At the Oct. 24, 2017 Board of County Commissioners (BOCC) meeting, the first public hearing was held to repeal a local ordinance governing the licensing and location of medical marijuana facilities. The ordinance that was passed in May 2016 is preempted by a new statute passed last June (2017). Ultimately, future medical marijuana facilities will be regulated by the state regarding licensing, use and location. The statute also includes a clause for cities or counties to ban dispensaries.
Discussion began with public comments. Lamar Kuntz, a resident of Hernando county addressed the board urging the county to completely opt-out of allowing medical marijuana dispensaries. “We face an all-or-nothing choice here,” Ms. Kuntz said, citing concerns of concentrated facility coverage, increased crime and illegal use by minors, and increased expense for local oversight. “We acknowledge the fact that a large majority of our citizens voted to allow medical marijuana. Those who will be using it will have easy access ... as there is a 24-hour 7-Day home delivery,” which Ms. Kuntz said she is aware of since she knows someone who uses medical marijuana and employs such a service.
Teri Nichols, Chairman of the Hernando County Chamber of Commerce addressed the board, adding that since zoning of marijuana facilities is now controlled by the state, counties with a higher number of dispensaries will be unable to zone them appropriately. Ms. Nichols voiced concern over the potential of facilities to focus on profit, rather than to the patients they will serve. “(The ban) should be implemented in Hernando County in a way that protects Floridians from those who are just in business to make money no matter the health and social impacts. As we witnessed with the “pill mills” and ensuing opioid epidemic, not all practitioners are in it for the well-being of the patients.”
Hernando county resident Shirley Miketinac opened her comments with “Basically, it sounds like ‘Not In My Backyard’.” Ms. Miketinac gave a brief account of how the hemp industry earned a “bad name” by oil and paper industries. “Why is there this fear of marijuana? It is so much less than the opioids. Do we fear that we’ve got drug stores on every corner, full of opioids … and there’s crime because of that? … (Marijuana) is a far less harmful product than what’s found at the drugstore.”

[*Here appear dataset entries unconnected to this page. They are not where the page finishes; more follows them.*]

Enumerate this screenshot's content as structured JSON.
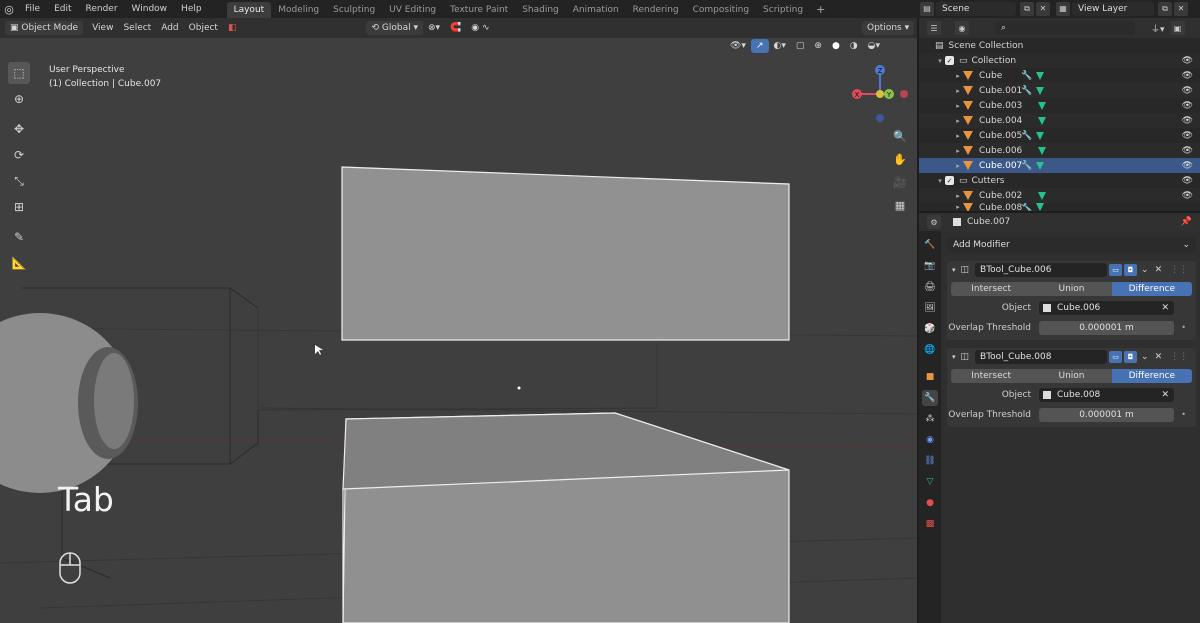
{
  "menu": [
    "File",
    "Edit",
    "Render",
    "Window",
    "Help"
  ],
  "workspaces": [
    {
      "label": "Layout",
      "active": true
    },
    {
      "label": "Modeling"
    },
    {
      "label": "Sculpting"
    },
    {
      "label": "UV Editing"
    },
    {
      "label": "Texture Paint"
    },
    {
      "label": "Shading"
    },
    {
      "label": "Animation"
    },
    {
      "label": "Rendering"
    },
    {
      "label": "Compositing"
    },
    {
      "label": "Scripting"
    }
  ],
  "scene": "Scene",
  "view_layer": "View Layer",
  "viewport": {
    "mode": "Object Mode",
    "menus": [
      "View",
      "Select",
      "Add",
      "Object"
    ],
    "transform": "Global",
    "options": "Options",
    "info_line1": "User Perspective",
    "info_line2": "(1) Collection | Cube.007",
    "key_hint": "Tab"
  },
  "gizmo": {
    "x": "X",
    "y": "Y",
    "z": "Z"
  },
  "outliner": {
    "root": "Scene Collection",
    "rows": [
      {
        "label": "Collection",
        "type": "collection"
      },
      {
        "label": "Cube",
        "type": "mesh",
        "modifier": true
      },
      {
        "label": "Cube.001",
        "type": "mesh",
        "modifier": true
      },
      {
        "label": "Cube.003",
        "type": "mesh",
        "modifier": false
      },
      {
        "label": "Cube.004",
        "type": "mesh",
        "modifier": false
      },
      {
        "label": "Cube.005",
        "type": "mesh",
        "modifier": true
      },
      {
        "label": "Cube.006",
        "type": "mesh",
        "modifier": false
      },
      {
        "label": "Cube.007",
        "type": "mesh",
        "modifier": true,
        "selected": true
      },
      {
        "label": "Cutters",
        "type": "collection"
      },
      {
        "label": "Cube.002",
        "type": "mesh",
        "modifier": false
      },
      {
        "label": "Cube.008",
        "type": "mesh",
        "modifier": false
      }
    ]
  },
  "properties": {
    "object_name": "Cube.007",
    "add_modifier": "Add Modifier",
    "modifiers": [
      {
        "name": "BTool_Cube.006",
        "ops": [
          "Intersect",
          "Union",
          "Difference"
        ],
        "active_op": "Difference",
        "object_label": "Object",
        "object": "Cube.006",
        "threshold_label": "Overlap Threshold",
        "threshold": "0.000001 m"
      },
      {
        "name": "BTool_Cube.008",
        "ops": [
          "Intersect",
          "Union",
          "Difference"
        ],
        "active_op": "Difference",
        "object_label": "Object",
        "object": "Cube.008",
        "threshold_label": "Overlap Threshold",
        "threshold": "0.000001 m"
      }
    ]
  },
  "colors": {
    "accent": "#4772b3",
    "selected_row": "#3b5889",
    "mesh_icon": "#e69440",
    "data_icon": "#25c28e"
  }
}
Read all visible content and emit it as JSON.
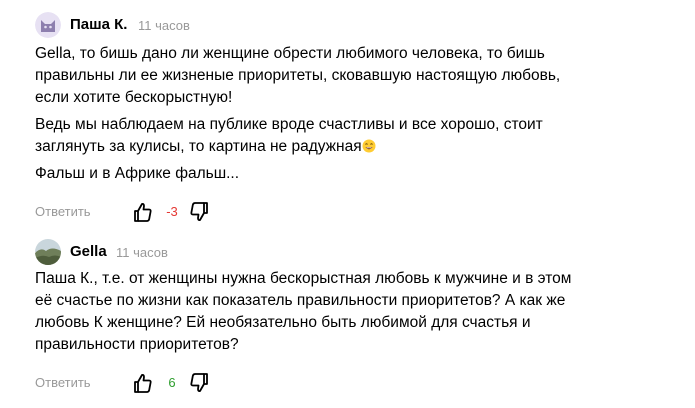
{
  "comments": [
    {
      "author": "Паша К.",
      "time": "11 часов",
      "paragraphs": [
        "Gella, то бишь дано ли женщине обрести любимого человека, то бишь",
        "правильны ли ее жизненые приоритеты, сковавшую настоящую любовь,",
        "если хотите бескорыстную!"
      ],
      "paragraph2_lines": [
        "Ведь мы наблюдаем на публике вроде счастливы и все хорошо, стоит",
        "заглянуть за кулисы, то картина не радужная"
      ],
      "paragraph3": "Фальш и в Африке фальш...",
      "reply_label": "Ответить",
      "score": "-3",
      "score_color": "#e53935",
      "avatar_icon": "cat-avatar-icon"
    },
    {
      "author": "Gella",
      "time": "11 часов",
      "lines": [
        "Паша К., т.е. от женщины нужна бескорыстная любовь к мужчине и в этом",
        "её счастье по жизни как показатель правильности приоритетов? А как же",
        "любовь К женщине? Ей необязательно быть любимой для счастья и",
        "правильности приоритетов?"
      ],
      "reply_label": "Ответить",
      "score": "6",
      "score_color": "#2e9e2e",
      "avatar_icon": "landscape-avatar-icon"
    }
  ]
}
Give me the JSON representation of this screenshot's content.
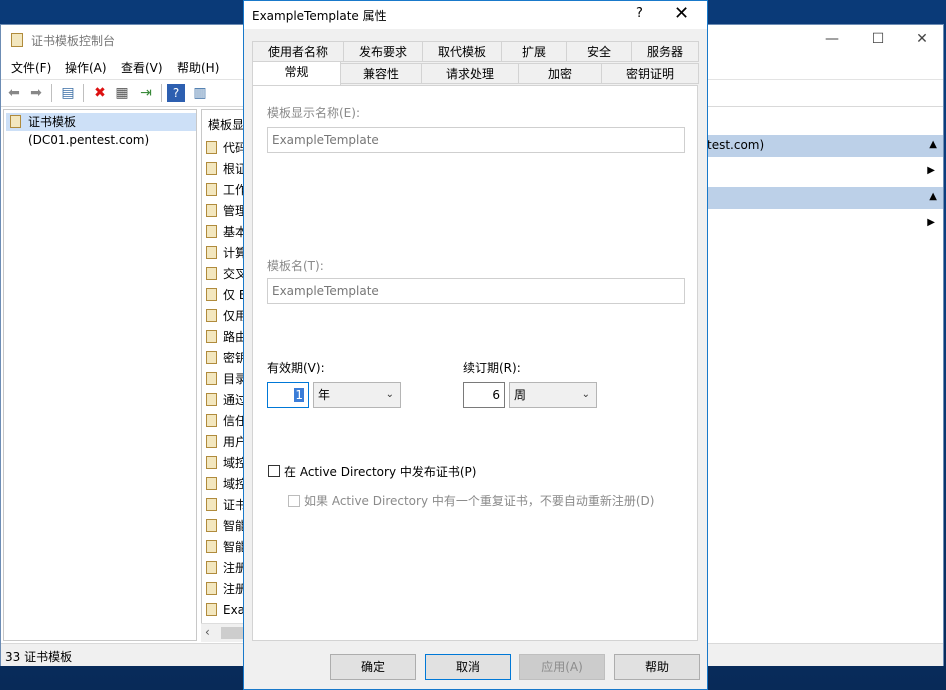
{
  "console": {
    "title": "证书模板控制台",
    "menu": [
      "文件(F)",
      "操作(A)",
      "查看(V)",
      "帮助(H)"
    ],
    "tree_root": "证书模板(DC01.pentest.com)",
    "list_header": "模板显",
    "list_items": [
      "代码",
      "根证",
      "工作",
      "管理",
      "基本",
      "计算",
      "交叉",
      "仅 E",
      "仅用",
      "路由",
      "密钥",
      "目录",
      "通过",
      "信任",
      "用户",
      "域控",
      "域控",
      "证书",
      "智能",
      "智能",
      "注册",
      "注册",
      "Exa"
    ],
    "status": "33 证书模板",
    "actions": {
      "section1": "test.com)",
      "section2": ""
    }
  },
  "dialog": {
    "title": "ExampleTemplate 属性",
    "help_glyph": "?",
    "close_glyph": "✕",
    "tabs_row1": [
      "使用者名称",
      "发布要求",
      "取代模板",
      "扩展",
      "安全",
      "服务器"
    ],
    "tabs_row2": [
      "常规",
      "兼容性",
      "请求处理",
      "加密",
      "密钥证明"
    ],
    "active_tab": "常规",
    "display_name_label": "模板显示名称(E):",
    "display_name_value": "ExampleTemplate",
    "template_name_label": "模板名(T):",
    "template_name_value": "ExampleTemplate",
    "validity_label": "有效期(V):",
    "validity_value": "1",
    "validity_unit": "年",
    "renewal_label": "续订期(R):",
    "renewal_value": "6",
    "renewal_unit": "周",
    "publish_ad_label": "在 Active Directory 中发布证书(P)",
    "no_reenroll_label": "如果 Active Directory 中有一个重复证书，不要自动重新注册(D)",
    "buttons": {
      "ok": "确定",
      "cancel": "取消",
      "apply": "应用(A)",
      "help": "帮助"
    }
  }
}
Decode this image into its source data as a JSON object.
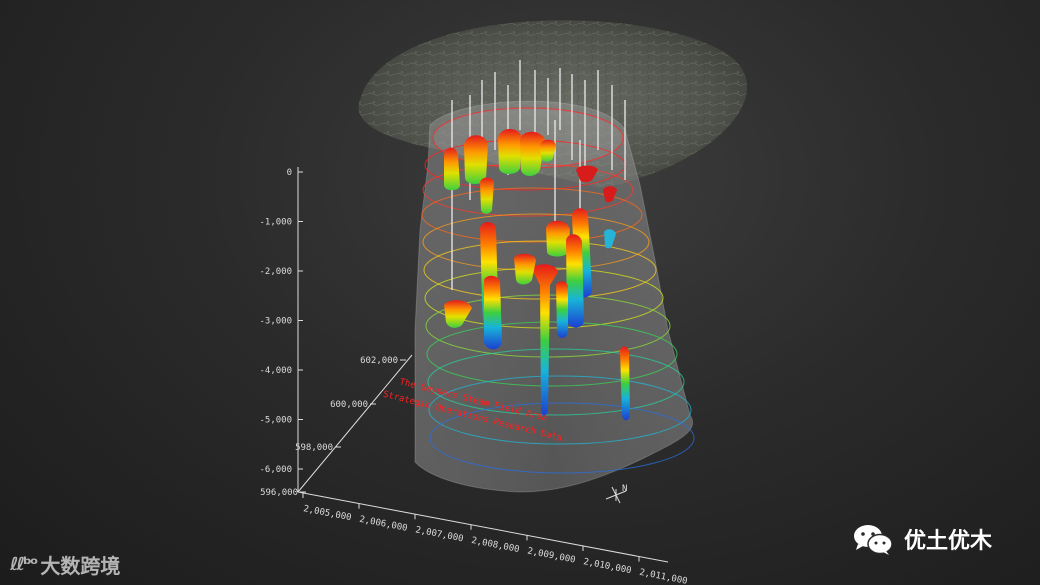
{
  "z_axis": {
    "ticks": [
      "0",
      "-1,000",
      "-2,000",
      "-3,000",
      "-4,000",
      "-5,000",
      "-6,000"
    ]
  },
  "y_axis": {
    "ticks": [
      "602,000",
      "600,000",
      "598,000",
      "596,000"
    ]
  },
  "x_axis": {
    "ticks": [
      "2,005,000",
      "2,006,000",
      "2,007,000",
      "2,008,000",
      "2,009,000",
      "2,010,000",
      "2,011,000"
    ]
  },
  "title": {
    "line1": "The Geysers Steam Field Area",
    "line2": "Strategic Operations Research Data"
  },
  "compass": {
    "label": "N"
  },
  "watermark_left": {
    "logo": "ℓℓᵇᵒ",
    "text": "大数跨境"
  },
  "watermark_right": {
    "text": "优土优木"
  },
  "colors": {
    "background": "#2a2a2a",
    "axis": "#dcdcdc",
    "title": "#ff2020",
    "volume": "#9a9a9a"
  }
}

Back at the dais, Commissioner Jeff Holcomb opened the board discussion, saying “We were trying to be smart, and trying to look at how’s this going to be implemented.” Not knowing how control was going to be implemented, Holcomb voiced concerns about dispensaries ‘popping up’ akin to the numerous amounts of ‘pill mills’ and sweepstakes businesses that opened in many locations in a short period of time. “Let’s let the other governments be the guinea pigs,” Holcomb said, adding that much could be learned by watching other counties for the next year.
Commissioner Steve Champion made it clear that he stands with the majority voters. “The constitution says ‘We the people’, and we the people spoke. They voted seventy percent. Who are we to tell the people, ‘we’re going to put it on hold for a year.’” Champion, who is a member of the Hernando County Chamber of Commerce, had some harsh words for the Chamber, saying, “Who is the Chamber to come forward and say that they’re not for a (legal) business opening that the voters voted for? I don’t like the Chamber involved in stuff like this … I think you should stay out of things like this.”
“First and foremost, I am in favor of Home Rule,” began Commissioner John Allocco. “I believe the founders of this country when they talked about a small, responsive government … they were talking about getting as close as you can to the problem, in this case, the county.” However Allocco said “I believe that the state legislature has had long enough to come up with a reasonable solution. I believe that solution is reasonable.” Of citing the opioid crisis as a basis for the fear of local dispensaries, Allocco said, “The reason why we have the opioid crisis was because the federal government did not hold feet to the fire with the legislation they had in place for the distributors.”
Commissioner Nick Nicholson agreed with his fellow board members, saying “One thing that makes me mad is that … (politicians) go to Tallahassee and to Washington DC, and the people overwhelmingly vote in favor of doing something by a large margin, and (politicians) ... just ignore the people.” Nicholson also said, “How many overdoses do you hear about and people dying from opioids? Not medical marijuana.”
Since the discussion focused mostly on the portion of the state statute that would allow for counties to ban cultivation and dispensing facilities outright, County Attorney Garth Coller and Assistant County Administrator Ron Pianta reviewed the language of the repeal ordinance, and concluded that any ordinance to ban facilities would need to take place in a separate agenda item in a future meeting. This hearing was the first of two public hearings to only repeal the May 2016 county ordinance to regulate such facilities.
Chairman Wayne Dukes added that the commission has a voice, and can lobby state representatives should the new constitutional amendment prove problematic. “I think that’s our job. We’re on the ground with the Sheriff’s department and health department, and various agencies as we see this progress.”
The motion to repeal Ordinance 2016-05 came from Commissioner Champion, and seconded by Commissioner Nicholson. The motion carried 5-0.